I figure it doesn't really matter if every individual word is understood or pronounced correctly, as long as they grasp the overall meaning of what they're reading, because the more they read, the more the "puzzle pieces" fall into place and words that didn't make sense one week may make sense the next time they encounter them.

You reading to her at a higher level will also put vocabulary words in her "memory bank" of words which may help her recognize them when she encounters them in print. My oldest son was a "late-blooming" reader and I think listening to oral reading might have even been more helpful to him than him reading aloud to me -- but unless her reading difficulties are extreme, I would be pushing a 4th grader toward reading independence and focusing on her reading a lot more, rather than necessarily perfectly, if that makes sense.

My children have been all over the spectrum readingwise so I've seen it all (grin), from extremely advanced to somewhat delayed. My 10th grader is attending public high school and reading issues which seemed such a concern around 4th grade age are completely a thing of the past -- you may be amazed at the sudden leaps forward she'll make!

Hope this helps!
Best wishes,

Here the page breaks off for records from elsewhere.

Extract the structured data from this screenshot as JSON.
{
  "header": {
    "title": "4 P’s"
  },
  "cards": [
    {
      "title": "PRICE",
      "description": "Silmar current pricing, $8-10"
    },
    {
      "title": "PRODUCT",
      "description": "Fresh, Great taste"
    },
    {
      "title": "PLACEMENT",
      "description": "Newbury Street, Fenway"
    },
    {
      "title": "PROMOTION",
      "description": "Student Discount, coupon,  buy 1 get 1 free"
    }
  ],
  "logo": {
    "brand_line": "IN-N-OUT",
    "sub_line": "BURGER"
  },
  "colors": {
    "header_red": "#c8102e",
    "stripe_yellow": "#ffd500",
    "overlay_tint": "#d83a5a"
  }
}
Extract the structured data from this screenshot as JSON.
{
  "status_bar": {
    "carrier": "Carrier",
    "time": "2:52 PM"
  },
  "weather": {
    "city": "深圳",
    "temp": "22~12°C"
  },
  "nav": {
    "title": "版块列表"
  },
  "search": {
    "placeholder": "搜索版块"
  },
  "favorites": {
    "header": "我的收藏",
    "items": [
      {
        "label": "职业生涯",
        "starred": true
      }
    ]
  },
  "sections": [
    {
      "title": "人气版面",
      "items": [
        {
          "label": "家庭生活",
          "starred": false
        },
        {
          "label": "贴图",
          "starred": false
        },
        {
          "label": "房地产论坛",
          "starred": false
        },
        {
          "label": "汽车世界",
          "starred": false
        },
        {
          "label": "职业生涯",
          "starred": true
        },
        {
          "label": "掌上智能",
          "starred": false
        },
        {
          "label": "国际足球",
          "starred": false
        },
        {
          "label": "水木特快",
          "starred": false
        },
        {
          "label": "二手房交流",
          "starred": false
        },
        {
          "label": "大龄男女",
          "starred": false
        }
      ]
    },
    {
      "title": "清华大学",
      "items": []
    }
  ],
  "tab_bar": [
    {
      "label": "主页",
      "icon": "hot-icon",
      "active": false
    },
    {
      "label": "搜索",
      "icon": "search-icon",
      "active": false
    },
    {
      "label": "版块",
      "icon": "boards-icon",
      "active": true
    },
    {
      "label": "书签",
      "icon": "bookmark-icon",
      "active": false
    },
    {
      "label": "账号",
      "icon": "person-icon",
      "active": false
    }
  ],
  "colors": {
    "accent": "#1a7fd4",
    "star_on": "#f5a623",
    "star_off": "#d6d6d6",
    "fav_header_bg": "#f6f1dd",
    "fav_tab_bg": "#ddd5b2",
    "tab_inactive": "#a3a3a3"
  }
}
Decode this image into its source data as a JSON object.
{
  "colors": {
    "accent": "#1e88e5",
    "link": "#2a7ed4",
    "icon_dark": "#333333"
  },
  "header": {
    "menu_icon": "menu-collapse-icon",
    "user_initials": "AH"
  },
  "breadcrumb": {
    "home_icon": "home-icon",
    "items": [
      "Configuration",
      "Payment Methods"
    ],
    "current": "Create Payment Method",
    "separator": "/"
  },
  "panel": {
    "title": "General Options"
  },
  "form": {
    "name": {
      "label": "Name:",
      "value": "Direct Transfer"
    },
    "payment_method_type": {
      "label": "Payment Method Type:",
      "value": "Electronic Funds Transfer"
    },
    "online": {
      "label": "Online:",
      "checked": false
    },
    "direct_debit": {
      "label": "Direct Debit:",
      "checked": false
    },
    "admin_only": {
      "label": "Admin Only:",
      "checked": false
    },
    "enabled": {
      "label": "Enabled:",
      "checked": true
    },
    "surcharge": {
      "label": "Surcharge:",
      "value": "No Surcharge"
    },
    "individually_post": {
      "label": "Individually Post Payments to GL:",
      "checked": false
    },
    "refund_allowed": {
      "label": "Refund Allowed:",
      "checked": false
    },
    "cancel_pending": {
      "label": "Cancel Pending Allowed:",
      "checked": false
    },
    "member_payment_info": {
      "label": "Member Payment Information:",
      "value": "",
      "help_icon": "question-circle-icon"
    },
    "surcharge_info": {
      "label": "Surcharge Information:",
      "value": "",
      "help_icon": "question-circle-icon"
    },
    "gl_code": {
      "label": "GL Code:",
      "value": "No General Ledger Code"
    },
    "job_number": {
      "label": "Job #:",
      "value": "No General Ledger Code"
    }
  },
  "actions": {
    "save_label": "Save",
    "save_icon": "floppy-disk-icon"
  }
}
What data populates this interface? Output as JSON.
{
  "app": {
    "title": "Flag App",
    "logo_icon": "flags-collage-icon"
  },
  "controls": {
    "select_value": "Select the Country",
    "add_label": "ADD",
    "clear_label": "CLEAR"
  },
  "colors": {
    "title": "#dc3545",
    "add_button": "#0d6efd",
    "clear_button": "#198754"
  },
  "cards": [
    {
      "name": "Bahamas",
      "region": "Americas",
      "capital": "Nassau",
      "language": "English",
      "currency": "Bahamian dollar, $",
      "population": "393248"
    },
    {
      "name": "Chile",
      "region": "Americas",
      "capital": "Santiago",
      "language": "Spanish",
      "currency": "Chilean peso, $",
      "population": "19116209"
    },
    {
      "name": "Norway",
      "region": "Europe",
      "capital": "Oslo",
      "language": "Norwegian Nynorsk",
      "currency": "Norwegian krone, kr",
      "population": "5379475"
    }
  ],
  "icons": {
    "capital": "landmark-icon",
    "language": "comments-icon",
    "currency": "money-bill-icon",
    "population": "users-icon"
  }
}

Laura said...

PS My post doesn't read this way (I got caught up in thinking about my older son at this age, grin), but I want to emphasize it sounds as though your daughter isn't having the struggles that my son had, just fairly routine issues with pronouncing or recognizing words. So I definitely think you'll be happy to see big leaps forward with her word recognition, the more she reads, and you reading more advanced material to her will also really help accelerate that...all of which was meant to say "Don't worry!" I think you're on the right track with increased emphasis on independent reading. :)

Best wishes,

Barb the Evil Genius said...

Thank you all for your input! I feel more confident now about helping the Dancer move forward.

skatey katie said...

hey love
the thing we were taught to do at teacher's college (all those years ago) was to give children "reading mileage" which is independent reading of books at an easy level for them. books they love, books for pleasure. from pre reading, children can do this. that's when the "mileage" is made. that's when reading for pleasure is encouraged - because it's easy and there is a high enjoyment factor.

and words like "tchai-whatever" can be asked (like the lovely karen said!) but not laboured over every time a book is picked up.

am i making any sense? (need to head to bed lol)

finally after all these years i can truthfully say that all my kiddos have a love affair with books. some of them have taken longer to love books, and that's ohk.
kisses X